Water Rates Effective July 1, 2020
|GLWA Water Charge
|Operation & Maintenance
|Misc. Revenue / Interest Income
Rates are per 1,000 cubic feet of water used.
Each year, the Great Lakes Water Authority (GLWA) updates their rates for the 112 communities that use their water and sewer service including Farmington Hills.
Residents are billed four times each year for the actual amount of water used, which is measured in units of 1,000 cubic feet (mcf) of water. A quarterly charge for water service will be made to each premise connected to the system in the amount of $42.o4 per mcf of metered water with a minimum quarterly charge of $67.26 plus meter service charge. Customer quarterly bills for the July, August and September 2020 billing cycles will be prorated with use prior to July 1, 2020, billed at the 2019/2020 water rate and use after July 1, 2020 billed at the 2020/2021 water rate.
Similar to last year, this year’s rate change will help fund major improvements in GLWA's century old water system, which is one of the largest in the world. The improvements are designed to provide residents with safer drinking water and cleaner rivers.
Questions regarding water and sewer issues can be directed to the Operation & Maintenance Division of the Water Resources Commissioner’s Office at (248) 858-1110 or the City’s Department of Public Services at (248) 871-2530.
Conserve Water to Help Control Rates
Conserving water means smaller water bills if you live in an area serviced by a municipal water system. If your home is connected to a septic system, water conservation also can help prevent water pollution. Overloading a septic system may cause nutrient and bacterial contamination of the nearby lakes and streams. A faucet dripping at the rate of one drop per second will waste approximately 2,700 gallons ($14.72) per year, which adds to the cost of water and sewer bills, or puts a strain on your septic system.
A large percentage of water use is in the bathroom. To help conserve water, install water-saving devices on faucets and shower heads. Place plastic jugs filled with sand or stones in your toilet tank to reduce the amount of water used per flush. (Avoid using bricks, which can flake and disrupt the operation of your toilet.) Turn off the faucet while brushing your teeth, shaving, or washing your hands and face. Take shorter showers. When filling the tub, don’t let the water run down the drain while waiting for it to get hot. Fix dripping taps and leaking toilets.
To conserve water in the kitchen, don’t let water run for washing or rinsing hands, dishes or food. Wash only full loads of dishes in your dishwasher using biodegradable (phosphate-free) detergents and soaps. Don’t let the water run to get a cold drink. Instead, keep a bottle or pitcher of water in the refrigerator. Use your garbage disposal at the end of cooking or cleanup or when it is full. Wash only full loads of laundry.

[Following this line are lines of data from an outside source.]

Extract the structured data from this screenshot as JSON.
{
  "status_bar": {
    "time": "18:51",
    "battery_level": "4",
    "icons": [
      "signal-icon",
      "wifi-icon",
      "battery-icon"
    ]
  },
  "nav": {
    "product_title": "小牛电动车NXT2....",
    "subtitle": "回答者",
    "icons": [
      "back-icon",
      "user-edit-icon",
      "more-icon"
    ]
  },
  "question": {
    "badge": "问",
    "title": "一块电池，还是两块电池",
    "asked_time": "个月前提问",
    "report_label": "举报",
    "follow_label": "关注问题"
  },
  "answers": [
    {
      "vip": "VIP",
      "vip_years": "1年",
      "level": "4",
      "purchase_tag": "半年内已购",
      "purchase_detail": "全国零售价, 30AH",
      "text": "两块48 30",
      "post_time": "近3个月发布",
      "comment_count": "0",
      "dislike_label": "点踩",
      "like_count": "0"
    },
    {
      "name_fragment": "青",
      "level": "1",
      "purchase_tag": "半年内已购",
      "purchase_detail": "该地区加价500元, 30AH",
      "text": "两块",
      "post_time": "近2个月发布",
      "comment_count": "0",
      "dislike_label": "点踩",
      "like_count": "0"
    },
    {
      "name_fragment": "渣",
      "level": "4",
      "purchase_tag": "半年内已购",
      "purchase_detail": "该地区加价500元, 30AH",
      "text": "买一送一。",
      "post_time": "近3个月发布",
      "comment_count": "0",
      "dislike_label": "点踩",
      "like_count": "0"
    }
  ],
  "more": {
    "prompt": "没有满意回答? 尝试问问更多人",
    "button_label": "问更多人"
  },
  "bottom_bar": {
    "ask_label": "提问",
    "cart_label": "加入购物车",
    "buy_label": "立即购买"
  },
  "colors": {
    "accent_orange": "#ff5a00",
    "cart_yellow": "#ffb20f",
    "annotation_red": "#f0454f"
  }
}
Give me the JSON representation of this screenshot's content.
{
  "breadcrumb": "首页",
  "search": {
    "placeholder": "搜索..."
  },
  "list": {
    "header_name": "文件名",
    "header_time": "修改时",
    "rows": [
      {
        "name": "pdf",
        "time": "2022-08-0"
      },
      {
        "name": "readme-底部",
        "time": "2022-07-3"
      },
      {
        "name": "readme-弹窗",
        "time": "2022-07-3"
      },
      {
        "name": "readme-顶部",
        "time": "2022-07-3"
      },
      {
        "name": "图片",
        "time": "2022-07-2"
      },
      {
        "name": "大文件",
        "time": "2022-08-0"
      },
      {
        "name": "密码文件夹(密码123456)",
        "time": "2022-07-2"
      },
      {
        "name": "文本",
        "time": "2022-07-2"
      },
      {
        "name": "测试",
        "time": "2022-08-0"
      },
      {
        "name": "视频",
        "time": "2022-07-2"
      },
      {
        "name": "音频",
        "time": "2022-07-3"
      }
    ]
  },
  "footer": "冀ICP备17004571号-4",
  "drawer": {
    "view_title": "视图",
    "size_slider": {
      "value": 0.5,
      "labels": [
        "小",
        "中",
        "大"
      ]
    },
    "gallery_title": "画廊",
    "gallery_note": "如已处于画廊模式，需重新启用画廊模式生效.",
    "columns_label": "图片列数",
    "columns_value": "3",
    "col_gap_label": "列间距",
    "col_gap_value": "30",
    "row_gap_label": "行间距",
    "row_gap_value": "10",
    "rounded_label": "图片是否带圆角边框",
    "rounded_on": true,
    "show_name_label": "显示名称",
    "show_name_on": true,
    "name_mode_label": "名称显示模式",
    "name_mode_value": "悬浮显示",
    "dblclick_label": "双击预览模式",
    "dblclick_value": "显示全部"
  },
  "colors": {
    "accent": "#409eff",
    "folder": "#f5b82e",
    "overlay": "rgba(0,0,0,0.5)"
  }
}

Outside water conservation is easy. Don’t over water your lawn. Ensure that your sprinklers are not watering sidewalks, driveways or streets. Water your lawn between the hours of 11:00 PM and 5:00 AM when temperature and wind speed are the lowest to avoid evaporation losses. Check your sprinklers, hoses and spigots for leaks. Do not hose down your driveway or sidewalk, use a broom instead. Do not leave running hoses unattended. Collect water from the roof gutters or have a rain barrel for lawn and plant watering. Native and/or drought-tolerant grasses, ground covers, shrubs and trees typically require less water. Avoid over fertilizing your lawn and keep your lawn three inches or higher.